Conservation CATalyst is surveying the mountainous regions of southeastern Arizona for endangered jaguars as well as ocelots. It first spotted this jaguar with the help of a specially trained detection dog. The Center for Biological Diversity is also working with the group.
This big cat is known as “El Jefe,” or Spanish for “the boss,” is is pegged at about seven-years-old, and is one of only a handful of other jaguars that have been seen in the U.S. in the last two decades.
“Though incredibly rare, both jaguars and ocelots are native to Arizona and can still be found in the Arizona sky islands such as the Santa Rita Mountains. We are leading on the ground efforts to unravel the mysteries of these spotted cats in Arizona,” Conservation CATalyst said.
The center has been spearheading the campaign to protect jaguars.

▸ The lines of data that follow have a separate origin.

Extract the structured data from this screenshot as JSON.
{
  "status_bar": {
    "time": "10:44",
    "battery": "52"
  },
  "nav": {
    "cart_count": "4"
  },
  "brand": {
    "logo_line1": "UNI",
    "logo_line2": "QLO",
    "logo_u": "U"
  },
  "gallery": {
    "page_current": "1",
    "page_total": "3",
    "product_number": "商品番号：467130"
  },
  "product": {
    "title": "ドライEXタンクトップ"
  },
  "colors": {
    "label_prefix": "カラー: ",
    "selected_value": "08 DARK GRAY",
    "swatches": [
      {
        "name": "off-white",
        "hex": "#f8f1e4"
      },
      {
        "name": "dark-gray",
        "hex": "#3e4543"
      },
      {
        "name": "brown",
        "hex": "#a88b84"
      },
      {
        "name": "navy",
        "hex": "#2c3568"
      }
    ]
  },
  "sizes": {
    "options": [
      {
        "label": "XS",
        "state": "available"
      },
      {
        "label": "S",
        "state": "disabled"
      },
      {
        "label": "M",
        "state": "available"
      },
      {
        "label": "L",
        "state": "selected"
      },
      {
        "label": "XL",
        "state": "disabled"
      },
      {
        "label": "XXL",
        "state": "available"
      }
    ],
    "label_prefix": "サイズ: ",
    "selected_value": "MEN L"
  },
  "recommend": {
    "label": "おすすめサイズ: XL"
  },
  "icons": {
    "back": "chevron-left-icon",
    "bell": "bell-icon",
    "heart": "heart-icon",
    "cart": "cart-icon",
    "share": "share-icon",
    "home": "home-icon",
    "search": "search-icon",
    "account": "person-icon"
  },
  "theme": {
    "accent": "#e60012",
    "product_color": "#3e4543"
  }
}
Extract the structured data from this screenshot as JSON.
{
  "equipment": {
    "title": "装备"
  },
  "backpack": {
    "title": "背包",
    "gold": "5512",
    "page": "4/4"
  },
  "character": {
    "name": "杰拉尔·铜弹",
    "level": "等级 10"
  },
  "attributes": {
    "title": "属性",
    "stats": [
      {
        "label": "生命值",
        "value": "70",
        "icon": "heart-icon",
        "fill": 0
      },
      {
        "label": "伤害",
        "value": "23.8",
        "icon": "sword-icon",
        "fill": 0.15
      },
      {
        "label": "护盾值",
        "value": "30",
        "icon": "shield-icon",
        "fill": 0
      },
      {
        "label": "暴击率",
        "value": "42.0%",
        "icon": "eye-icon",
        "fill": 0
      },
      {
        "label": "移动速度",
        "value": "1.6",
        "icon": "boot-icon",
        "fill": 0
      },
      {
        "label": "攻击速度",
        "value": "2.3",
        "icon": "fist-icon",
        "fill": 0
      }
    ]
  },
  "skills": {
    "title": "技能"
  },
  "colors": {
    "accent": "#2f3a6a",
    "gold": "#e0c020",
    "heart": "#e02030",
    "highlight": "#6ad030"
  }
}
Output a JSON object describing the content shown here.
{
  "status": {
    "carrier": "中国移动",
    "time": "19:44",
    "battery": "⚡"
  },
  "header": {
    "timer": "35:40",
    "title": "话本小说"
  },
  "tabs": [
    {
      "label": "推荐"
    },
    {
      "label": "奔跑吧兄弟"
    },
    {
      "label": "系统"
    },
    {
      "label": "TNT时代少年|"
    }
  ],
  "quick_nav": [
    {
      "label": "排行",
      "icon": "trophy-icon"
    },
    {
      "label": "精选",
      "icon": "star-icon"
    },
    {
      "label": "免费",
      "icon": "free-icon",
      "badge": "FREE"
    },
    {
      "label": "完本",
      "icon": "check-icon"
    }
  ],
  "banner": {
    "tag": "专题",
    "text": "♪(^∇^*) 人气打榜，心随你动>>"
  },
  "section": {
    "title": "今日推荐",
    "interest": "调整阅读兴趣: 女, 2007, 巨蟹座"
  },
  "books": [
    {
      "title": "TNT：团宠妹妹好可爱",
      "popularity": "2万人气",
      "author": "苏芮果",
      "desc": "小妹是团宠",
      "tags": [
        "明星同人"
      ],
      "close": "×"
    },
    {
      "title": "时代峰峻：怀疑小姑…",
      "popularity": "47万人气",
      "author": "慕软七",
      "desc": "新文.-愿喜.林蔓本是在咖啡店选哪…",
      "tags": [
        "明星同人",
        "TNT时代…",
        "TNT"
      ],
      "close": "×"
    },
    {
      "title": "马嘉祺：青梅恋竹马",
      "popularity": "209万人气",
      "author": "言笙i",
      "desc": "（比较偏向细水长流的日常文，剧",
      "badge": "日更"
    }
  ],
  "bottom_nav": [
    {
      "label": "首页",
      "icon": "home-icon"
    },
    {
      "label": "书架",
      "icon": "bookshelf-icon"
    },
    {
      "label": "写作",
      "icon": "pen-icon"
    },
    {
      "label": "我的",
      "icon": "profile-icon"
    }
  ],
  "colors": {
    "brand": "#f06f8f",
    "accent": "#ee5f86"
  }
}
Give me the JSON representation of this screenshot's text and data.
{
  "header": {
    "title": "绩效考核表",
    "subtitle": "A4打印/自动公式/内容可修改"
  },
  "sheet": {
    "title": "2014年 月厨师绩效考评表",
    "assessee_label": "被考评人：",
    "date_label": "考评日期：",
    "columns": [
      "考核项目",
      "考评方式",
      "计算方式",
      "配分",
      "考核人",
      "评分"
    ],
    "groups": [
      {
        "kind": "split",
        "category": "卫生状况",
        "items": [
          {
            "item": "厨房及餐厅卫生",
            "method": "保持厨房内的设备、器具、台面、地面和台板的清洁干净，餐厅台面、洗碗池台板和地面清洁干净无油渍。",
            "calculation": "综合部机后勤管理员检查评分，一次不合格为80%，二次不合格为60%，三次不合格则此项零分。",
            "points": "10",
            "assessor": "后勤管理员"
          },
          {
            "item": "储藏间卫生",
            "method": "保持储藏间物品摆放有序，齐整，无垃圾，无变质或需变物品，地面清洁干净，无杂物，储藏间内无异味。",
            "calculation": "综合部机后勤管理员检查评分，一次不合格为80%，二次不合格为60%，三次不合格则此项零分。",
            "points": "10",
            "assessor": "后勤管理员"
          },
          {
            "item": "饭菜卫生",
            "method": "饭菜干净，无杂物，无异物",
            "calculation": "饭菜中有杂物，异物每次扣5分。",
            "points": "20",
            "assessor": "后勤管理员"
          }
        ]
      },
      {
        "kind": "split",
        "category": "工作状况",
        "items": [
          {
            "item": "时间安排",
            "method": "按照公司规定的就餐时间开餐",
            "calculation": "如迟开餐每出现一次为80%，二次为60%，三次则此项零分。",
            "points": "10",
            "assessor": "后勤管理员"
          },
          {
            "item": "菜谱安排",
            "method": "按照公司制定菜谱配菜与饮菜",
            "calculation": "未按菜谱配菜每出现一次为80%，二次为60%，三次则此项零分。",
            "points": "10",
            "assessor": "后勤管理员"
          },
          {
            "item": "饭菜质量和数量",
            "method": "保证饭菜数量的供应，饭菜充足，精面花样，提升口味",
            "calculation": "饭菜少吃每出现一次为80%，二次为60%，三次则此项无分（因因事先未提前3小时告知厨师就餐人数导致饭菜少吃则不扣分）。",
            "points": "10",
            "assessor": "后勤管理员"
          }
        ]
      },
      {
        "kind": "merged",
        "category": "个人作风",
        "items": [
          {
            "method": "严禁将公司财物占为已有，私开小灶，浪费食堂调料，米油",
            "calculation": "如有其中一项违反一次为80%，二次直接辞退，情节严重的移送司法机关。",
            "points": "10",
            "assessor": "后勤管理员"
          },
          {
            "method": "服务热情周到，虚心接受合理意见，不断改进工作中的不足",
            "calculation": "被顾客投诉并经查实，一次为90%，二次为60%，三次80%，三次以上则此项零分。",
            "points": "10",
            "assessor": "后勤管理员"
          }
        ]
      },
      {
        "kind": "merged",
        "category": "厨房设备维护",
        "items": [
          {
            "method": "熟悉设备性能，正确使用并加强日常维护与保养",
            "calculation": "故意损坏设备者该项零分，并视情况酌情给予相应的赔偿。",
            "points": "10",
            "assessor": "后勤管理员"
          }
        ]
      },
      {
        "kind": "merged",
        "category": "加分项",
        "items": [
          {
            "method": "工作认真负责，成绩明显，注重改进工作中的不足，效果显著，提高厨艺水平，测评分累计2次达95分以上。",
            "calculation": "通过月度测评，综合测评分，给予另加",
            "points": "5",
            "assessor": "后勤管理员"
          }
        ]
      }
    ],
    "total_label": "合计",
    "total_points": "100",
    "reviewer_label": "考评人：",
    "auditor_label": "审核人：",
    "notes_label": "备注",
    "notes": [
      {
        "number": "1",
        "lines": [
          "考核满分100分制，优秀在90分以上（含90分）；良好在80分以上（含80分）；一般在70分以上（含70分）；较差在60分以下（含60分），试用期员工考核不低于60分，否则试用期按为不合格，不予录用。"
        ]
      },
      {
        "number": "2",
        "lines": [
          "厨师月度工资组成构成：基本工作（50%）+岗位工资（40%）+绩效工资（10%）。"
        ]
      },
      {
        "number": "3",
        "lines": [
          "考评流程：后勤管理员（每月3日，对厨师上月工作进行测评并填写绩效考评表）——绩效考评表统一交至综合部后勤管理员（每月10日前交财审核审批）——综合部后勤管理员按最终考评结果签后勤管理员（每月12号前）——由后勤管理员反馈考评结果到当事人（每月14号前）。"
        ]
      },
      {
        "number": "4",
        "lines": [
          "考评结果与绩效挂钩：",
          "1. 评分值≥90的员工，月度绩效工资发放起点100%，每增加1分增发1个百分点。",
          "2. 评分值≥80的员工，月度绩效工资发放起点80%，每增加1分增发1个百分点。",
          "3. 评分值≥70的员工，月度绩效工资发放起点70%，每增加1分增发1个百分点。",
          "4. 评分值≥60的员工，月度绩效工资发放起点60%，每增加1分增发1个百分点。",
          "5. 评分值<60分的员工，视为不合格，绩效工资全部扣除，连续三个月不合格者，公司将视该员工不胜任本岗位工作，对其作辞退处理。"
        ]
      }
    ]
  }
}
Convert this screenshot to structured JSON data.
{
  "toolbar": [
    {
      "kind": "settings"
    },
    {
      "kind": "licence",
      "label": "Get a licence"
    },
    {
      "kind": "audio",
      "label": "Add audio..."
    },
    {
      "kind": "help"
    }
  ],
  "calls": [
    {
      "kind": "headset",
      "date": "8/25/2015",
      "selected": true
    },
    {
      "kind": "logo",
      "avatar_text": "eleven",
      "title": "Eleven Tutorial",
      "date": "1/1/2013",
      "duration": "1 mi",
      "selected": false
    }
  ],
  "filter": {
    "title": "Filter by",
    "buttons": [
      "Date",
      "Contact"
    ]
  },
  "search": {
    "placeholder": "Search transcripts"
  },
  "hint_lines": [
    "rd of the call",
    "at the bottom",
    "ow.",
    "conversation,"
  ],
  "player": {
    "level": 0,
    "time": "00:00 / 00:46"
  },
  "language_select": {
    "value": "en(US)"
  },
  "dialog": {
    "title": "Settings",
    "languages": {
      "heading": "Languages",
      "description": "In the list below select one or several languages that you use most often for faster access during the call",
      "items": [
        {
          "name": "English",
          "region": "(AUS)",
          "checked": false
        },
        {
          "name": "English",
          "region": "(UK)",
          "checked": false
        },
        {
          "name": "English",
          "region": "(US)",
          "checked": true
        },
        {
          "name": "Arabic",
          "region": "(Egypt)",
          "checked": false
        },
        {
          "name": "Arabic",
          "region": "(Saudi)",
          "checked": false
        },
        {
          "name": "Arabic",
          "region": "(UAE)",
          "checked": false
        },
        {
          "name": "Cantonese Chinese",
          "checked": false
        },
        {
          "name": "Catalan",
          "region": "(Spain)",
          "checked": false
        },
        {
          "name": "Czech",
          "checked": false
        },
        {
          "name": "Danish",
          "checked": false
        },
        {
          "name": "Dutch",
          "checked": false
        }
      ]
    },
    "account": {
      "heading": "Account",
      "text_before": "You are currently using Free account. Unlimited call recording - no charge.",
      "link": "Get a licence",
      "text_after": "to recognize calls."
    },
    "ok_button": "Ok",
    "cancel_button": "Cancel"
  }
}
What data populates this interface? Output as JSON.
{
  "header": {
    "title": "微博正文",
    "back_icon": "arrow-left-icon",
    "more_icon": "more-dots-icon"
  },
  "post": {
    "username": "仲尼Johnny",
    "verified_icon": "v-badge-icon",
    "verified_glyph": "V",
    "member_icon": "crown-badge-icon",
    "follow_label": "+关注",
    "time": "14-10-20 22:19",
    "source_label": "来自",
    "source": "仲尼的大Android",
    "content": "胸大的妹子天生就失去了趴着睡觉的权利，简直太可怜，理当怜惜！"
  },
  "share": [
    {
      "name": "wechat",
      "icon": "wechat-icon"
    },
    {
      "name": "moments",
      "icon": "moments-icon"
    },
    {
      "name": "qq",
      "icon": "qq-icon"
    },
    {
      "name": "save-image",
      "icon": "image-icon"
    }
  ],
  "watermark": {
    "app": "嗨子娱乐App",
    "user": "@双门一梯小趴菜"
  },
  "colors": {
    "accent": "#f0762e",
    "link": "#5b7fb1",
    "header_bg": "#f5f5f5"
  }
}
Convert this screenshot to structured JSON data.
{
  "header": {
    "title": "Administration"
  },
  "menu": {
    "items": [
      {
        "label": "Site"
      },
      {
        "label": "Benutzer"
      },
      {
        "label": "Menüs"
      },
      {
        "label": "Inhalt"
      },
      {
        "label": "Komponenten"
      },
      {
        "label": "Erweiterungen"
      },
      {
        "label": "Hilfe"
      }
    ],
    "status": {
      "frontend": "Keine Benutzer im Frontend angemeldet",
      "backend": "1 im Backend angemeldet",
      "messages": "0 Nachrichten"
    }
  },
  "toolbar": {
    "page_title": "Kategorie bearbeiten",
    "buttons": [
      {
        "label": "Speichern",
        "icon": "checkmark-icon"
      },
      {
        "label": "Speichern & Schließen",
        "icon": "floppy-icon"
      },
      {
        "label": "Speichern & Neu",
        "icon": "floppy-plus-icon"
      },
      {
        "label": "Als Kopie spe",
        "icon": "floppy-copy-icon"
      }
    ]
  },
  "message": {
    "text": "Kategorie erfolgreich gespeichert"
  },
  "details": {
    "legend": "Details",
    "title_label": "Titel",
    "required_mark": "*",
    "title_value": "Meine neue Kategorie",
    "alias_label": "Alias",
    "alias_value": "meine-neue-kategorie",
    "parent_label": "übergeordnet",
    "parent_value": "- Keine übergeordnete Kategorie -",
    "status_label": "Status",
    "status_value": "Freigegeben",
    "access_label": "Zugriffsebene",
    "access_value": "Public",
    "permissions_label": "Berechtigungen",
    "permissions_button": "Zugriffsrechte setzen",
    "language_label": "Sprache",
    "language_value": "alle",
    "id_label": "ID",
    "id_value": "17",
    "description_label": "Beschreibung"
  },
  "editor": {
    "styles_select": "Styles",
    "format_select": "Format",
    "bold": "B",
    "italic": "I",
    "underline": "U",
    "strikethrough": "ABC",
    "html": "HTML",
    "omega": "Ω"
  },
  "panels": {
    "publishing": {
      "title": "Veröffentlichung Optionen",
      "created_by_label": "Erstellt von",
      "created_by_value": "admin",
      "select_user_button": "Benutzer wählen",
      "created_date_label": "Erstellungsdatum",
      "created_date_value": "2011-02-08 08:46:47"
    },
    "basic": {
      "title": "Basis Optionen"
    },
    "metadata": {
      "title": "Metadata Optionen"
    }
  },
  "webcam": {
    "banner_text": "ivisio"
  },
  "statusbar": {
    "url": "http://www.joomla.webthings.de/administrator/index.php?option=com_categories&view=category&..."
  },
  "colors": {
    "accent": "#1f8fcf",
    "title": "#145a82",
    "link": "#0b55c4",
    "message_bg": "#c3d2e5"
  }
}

“After the jaguar was listed as endangered in the United States in 1997 in response to a Center campaign, we three times sued the U.S. Fish and Wildlife Service to obtain a recovery plan and critical habitat designation,” it said in a statement. “Finally, in early 2010, the Service announced it would grant the jaguar protected habitat in the United States as well as develop a recovery plan. The Center proposed the designation of more than 50 million acres of jaguar critical habitat in the Southwest; advocated for protection from government traps, snares and poisons; and opposed walling off the U.S.-Mexico border — which the Service said wouldn’t hurt the species — to ensure that jaguars will always have access to the full extent of their range.”